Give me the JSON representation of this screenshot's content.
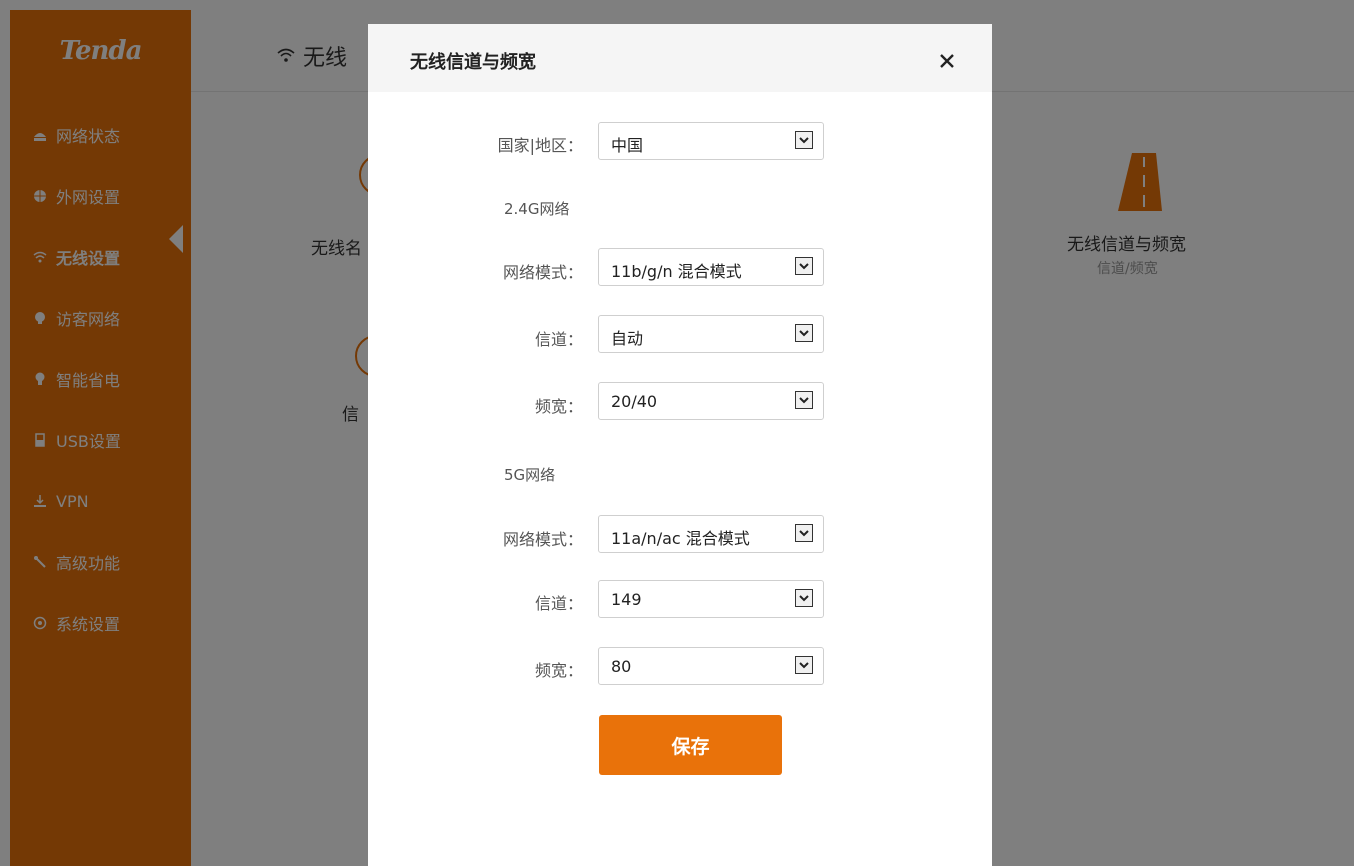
{
  "brand": {
    "logo_text": "Tenda"
  },
  "sidebar": {
    "items": [
      {
        "label": "网络状态",
        "icon": "status-icon"
      },
      {
        "label": "外网设置",
        "icon": "globe-icon"
      },
      {
        "label": "无线设置",
        "icon": "wifi-icon",
        "active": true
      },
      {
        "label": "访客网络",
        "icon": "guest-icon"
      },
      {
        "label": "智能省电",
        "icon": "bulb-icon"
      },
      {
        "label": "USB设置",
        "icon": "usb-icon"
      },
      {
        "label": "VPN",
        "icon": "vpn-icon"
      },
      {
        "label": "高级功能",
        "icon": "tools-icon"
      },
      {
        "label": "系统设置",
        "icon": "gear-icon"
      }
    ]
  },
  "page": {
    "title": "无线",
    "cards": [
      {
        "label": "无线名"
      },
      {
        "label": "信"
      },
      {
        "label": "无线信道与频宽",
        "sub": "信道/频宽"
      }
    ]
  },
  "modal": {
    "title": "无线信道与频宽",
    "country": {
      "label": "国家|地区：",
      "value": "中国"
    },
    "band24": {
      "section": "2.4G网络",
      "mode": {
        "label": "网络模式：",
        "value": "11b/g/n 混合模式"
      },
      "channel": {
        "label": "信道：",
        "value": "自动"
      },
      "bandwidth": {
        "label": "频宽：",
        "value": "20/40"
      }
    },
    "band5": {
      "section": "5G网络",
      "mode": {
        "label": "网络模式：",
        "value": "11a/n/ac 混合模式"
      },
      "channel": {
        "label": "信道：",
        "value": "149"
      },
      "bandwidth": {
        "label": "频宽：",
        "value": "80"
      }
    },
    "save_label": "保存"
  },
  "colors": {
    "accent": "#e9720a",
    "overlay": "rgba(0,0,0,0.5)"
  }
}
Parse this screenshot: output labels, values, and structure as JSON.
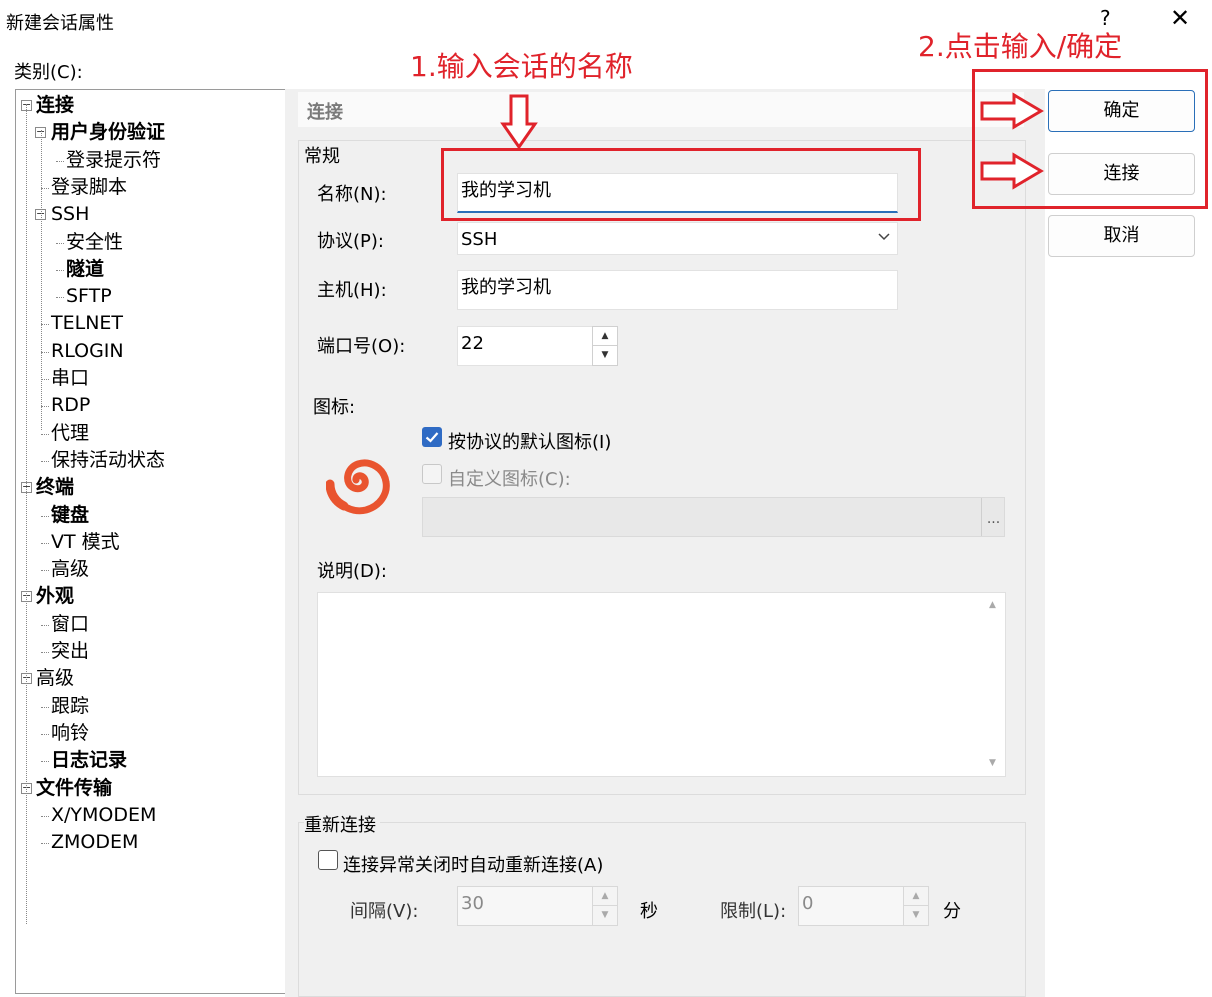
{
  "window": {
    "title": "新建会话属性",
    "help": "?",
    "close": "✕"
  },
  "category_label": "类别(C):",
  "tree": [
    {
      "label": "连接",
      "bold": true,
      "level": 0,
      "toggle": "−"
    },
    {
      "label": "用户身份验证",
      "bold": true,
      "level": 1,
      "toggle": "−"
    },
    {
      "label": "登录提示符",
      "bold": false,
      "level": 2
    },
    {
      "label": "登录脚本",
      "bold": false,
      "level": 1
    },
    {
      "label": "SSH",
      "bold": false,
      "level": 1,
      "toggle": "−"
    },
    {
      "label": "安全性",
      "bold": false,
      "level": 2
    },
    {
      "label": "隧道",
      "bold": true,
      "level": 2
    },
    {
      "label": "SFTP",
      "bold": false,
      "level": 2
    },
    {
      "label": "TELNET",
      "bold": false,
      "level": 1
    },
    {
      "label": "RLOGIN",
      "bold": false,
      "level": 1
    },
    {
      "label": "串口",
      "bold": false,
      "level": 1
    },
    {
      "label": "RDP",
      "bold": false,
      "level": 1
    },
    {
      "label": "代理",
      "bold": false,
      "level": 1
    },
    {
      "label": "保持活动状态",
      "bold": false,
      "level": 1
    },
    {
      "label": "终端",
      "bold": true,
      "level": 0,
      "toggle": "−"
    },
    {
      "label": "键盘",
      "bold": true,
      "level": 1
    },
    {
      "label": "VT 模式",
      "bold": false,
      "level": 1
    },
    {
      "label": "高级",
      "bold": false,
      "level": 1
    },
    {
      "label": "外观",
      "bold": true,
      "level": 0,
      "toggle": "−"
    },
    {
      "label": "窗口",
      "bold": false,
      "level": 1
    },
    {
      "label": "突出",
      "bold": false,
      "level": 1
    },
    {
      "label": "高级",
      "bold": false,
      "level": 0,
      "toggle": "−"
    },
    {
      "label": "跟踪",
      "bold": false,
      "level": 1
    },
    {
      "label": "响铃",
      "bold": false,
      "level": 1
    },
    {
      "label": "日志记录",
      "bold": true,
      "level": 1
    },
    {
      "label": "文件传输",
      "bold": true,
      "level": 0,
      "toggle": "−"
    },
    {
      "label": "X/YMODEM",
      "bold": false,
      "level": 1
    },
    {
      "label": "ZMODEM",
      "bold": false,
      "level": 1
    }
  ],
  "section_header": "连接",
  "general": {
    "group_label": "常规",
    "name_label": "名称(N):",
    "name_value": "我的学习机",
    "protocol_label": "协议(P):",
    "protocol_value": "SSH",
    "host_label": "主机(H):",
    "host_value": "我的学习机",
    "port_label": "端口号(O):",
    "port_value": "22",
    "icon_label": "图标:",
    "default_icon_label": "按协议的默认图标(I)",
    "default_icon_checked": true,
    "custom_icon_label": "自定义图标(C):",
    "custom_icon_checked": false,
    "browse": "...",
    "desc_label": "说明(D):"
  },
  "reconnect": {
    "group_label": "重新连接",
    "auto_label": "连接异常关闭时自动重新连接(A)",
    "auto_checked": false,
    "interval_label": "间隔(V):",
    "interval_value": "30",
    "interval_unit": "秒",
    "limit_label": "限制(L):",
    "limit_value": "0",
    "limit_unit": "分"
  },
  "buttons": {
    "ok": "确定",
    "connect": "连接",
    "cancel": "取消"
  },
  "annotations": {
    "step1": "1.输入会话的名称",
    "step2": "2.点击输入/确定",
    "color": "#e0232b"
  },
  "colors": {
    "accent": "#2a6fb8",
    "checkbox": "#2f6bc4",
    "logo": "#e9542f"
  },
  "icons": {
    "logo": "xshell-spiral-logo-icon",
    "dropdown": "chevron-down-icon",
    "spin_up": "spin-up-icon",
    "spin_down": "spin-down-icon",
    "check": "checkmark-icon"
  }
}
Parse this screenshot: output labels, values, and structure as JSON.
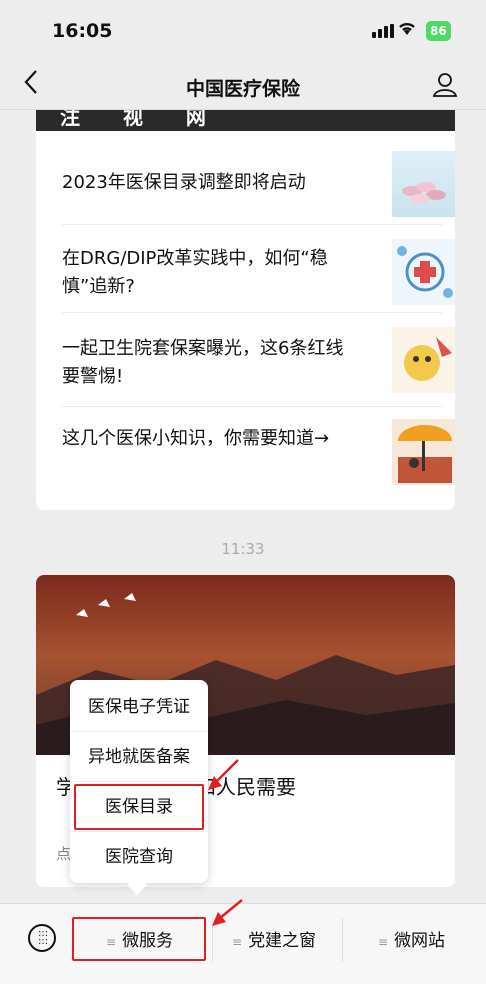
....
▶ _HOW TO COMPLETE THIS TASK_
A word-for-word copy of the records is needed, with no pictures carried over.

▶ _ANSWER BELOW_
Give me the JSON representation of this screenshot's content.
{
  "brand": {
    "logo_text": "Tenda"
  },
  "sidebar": {
    "items": [
      {
        "label": "网络状态",
        "icon": "status-icon"
      },
      {
        "label": "外网设置",
        "icon": "globe-icon"
      },
      {
        "label": "无线设置",
        "icon": "wifi-icon",
        "active": true
      },
      {
        "label": "访客网络",
        "icon": "guest-icon"
      },
      {
        "label": "智能省电",
        "icon": "bulb-icon"
      },
      {
        "label": "USB设置",
        "icon": "usb-icon"
      },
      {
        "label": "VPN",
        "icon": "vpn-icon"
      },
      {
        "label": "高级功能",
        "icon": "tools-icon"
      },
      {
        "label": "系统设置",
        "icon": "gear-icon"
      }
    ]
  },
  "page": {
    "title": "无线",
    "cards": [
      {
        "label": "无线名"
      },
      {
        "label": "信"
      },
      {
        "label": "无线信道与频宽",
        "sub": "信道/频宽"
      }
    ]
  },
  "modal": {
    "title": "无线信道与频宽",
    "country": {
      "label": "国家|地区：",
      "value": "中国"
    },
    "band24": {
      "section": "2.4G网络",
      "mode": {
        "label": "网络模式：",
        "value": "11b/g/n 混合模式"
      },
      "channel": {
        "label": "信道：",
        "value": "自动"
      },
      "bandwidth": {
        "label": "频宽：",
        "value": "20/40"
      }
    },
    "band5": {
      "section": "5G网络",
      "mode": {
        "label": "网络模式：",
        "value": "11a/n/ac 混合模式"
      },
      "channel": {
        "label": "信道：",
        "value": "149"
      },
      "bandwidth": {
        "label": "频宽：",
        "value": "80"
      }
    },
    "save_label": "保存"
  },
  "colors": {
    "accent": "#e9720a",
    "overlay": "rgba(0,0,0,0.5)"
  }
}
Parse this screenshot: output labels, values, and structure as JSON.
{
  "window": {
    "title": "新建会话属性",
    "help": "?",
    "close": "✕"
  },
  "category_label": "类别(C):",
  "tree": [
    {
      "label": "连接",
      "bold": true,
      "level": 0,
      "toggle": "−"
    },
    {
      "label": "用户身份验证",
      "bold": true,
      "level": 1,
      "toggle": "−"
    },
    {
      "label": "登录提示符",
      "bold": false,
      "level": 2
    },
    {
      "label": "登录脚本",
      "bold": false,
      "level": 1
    },
    {
      "label": "SSH",
      "bold": false,
      "level": 1,
      "toggle": "−"
    },
    {
      "label": "安全性",
      "bold": false,
      "level": 2
    },
    {
      "label": "隧道",
      "bold": true,
      "level": 2
    },
    {
      "label": "SFTP",
      "bold": false,
      "level": 2
    },
    {
      "label": "TELNET",
      "bold": false,
      "level": 1
    },
    {
      "label": "RLOGIN",
      "bold": false,
      "level": 1
    },
    {
      "label": "串口",
      "bold": false,
      "level": 1
    },
    {
      "label": "RDP",
      "bold": false,
      "level": 1
    },
    {
      "label": "代理",
      "bold": false,
      "level": 1
    },
    {
      "label": "保持活动状态",
      "bold": false,
      "level": 1
    },
    {
      "label": "终端",
      "bold": true,
      "level": 0,
      "toggle": "−"
    },
    {
      "label": "键盘",
      "bold": true,
      "level": 1
    },
    {
      "label": "VT 模式",
      "bold": false,
      "level": 1
    },
    {
      "label": "高级",
      "bold": false,
      "level": 1
    },
    {
      "label": "外观",
      "bold": true,
      "level": 0,
      "toggle": "−"
    },
    {
      "label": "窗口",
      "bold": false,
      "level": 1
    },
    {
      "label": "突出",
      "bold": false,
      "level": 1
    },
    {
      "label": "高级",
      "bold": false,
      "level": 0,
      "toggle": "−"
    },
    {
      "label": "跟踪",
      "bold": false,
      "level": 1
    },
    {
      "label": "响铃",
      "bold": false,
      "level": 1
    },
    {
      "label": "日志记录",
      "bold": true,
      "level": 1
    },
    {
      "label": "文件传输",
      "bold": true,
      "level": 0,
      "toggle": "−"
    },
    {
      "label": "X/YMODEM",
      "bold": false,
      "level": 1
    },
    {
      "label": "ZMODEM",
      "bold": false,
      "level": 1
    }
  ],
  "section_header": "连接",
  "general": {
    "group_label": "常规",
    "name_label": "名称(N):",
    "name_value": "我的学习机",
    "protocol_label": "协议(P):",
    "protocol_value": "SSH",
    "host_label": "主机(H):",
    "host_value": "我的学习机",
    "port_label": "端口号(O):",
    "port_value": "22",
    "icon_label": "图标:",
    "default_icon_label": "按协议的默认图标(I)",
    "default_icon_checked": true,
    "custom_icon_label": "自定义图标(C):",
    "custom_icon_checked": false,
    "browse": "...",
    "desc_label": "说明(D):"
  },
  "reconnect": {
    "group_label": "重新连接",
    "auto_label": "连接异常关闭时自动重新连接(A)",
    "auto_checked": false,
    "interval_label": "间隔(V):",
    "interval_value": "30",
    "interval_unit": "秒",
    "limit_label": "限制(L):",
    "limit_value": "0",
    "limit_unit": "分"
  },
  "buttons": {
    "ok": "确定",
    "connect": "连接",
    "cancel": "取消"
  },
  "annotations": {
    "step1": "1.输入会话的名称",
    "step2": "2.点击输入/确定",
    "color": "#e0232b"
  },
  "colors": {
    "accent": "#2a6fb8",
    "checkbox": "#2f6bc4",
    "logo": "#e9542f"
  },
  "icons": {
    "logo": "xshell-spiral-logo-icon",
    "dropdown": "chevron-down-icon",
    "spin_up": "spin-up-icon",
    "spin_down": "spin-down-icon",
    "check": "checkmark-icon"
  }
}
Parse this screenshot: output labels, values, and structure as JSON.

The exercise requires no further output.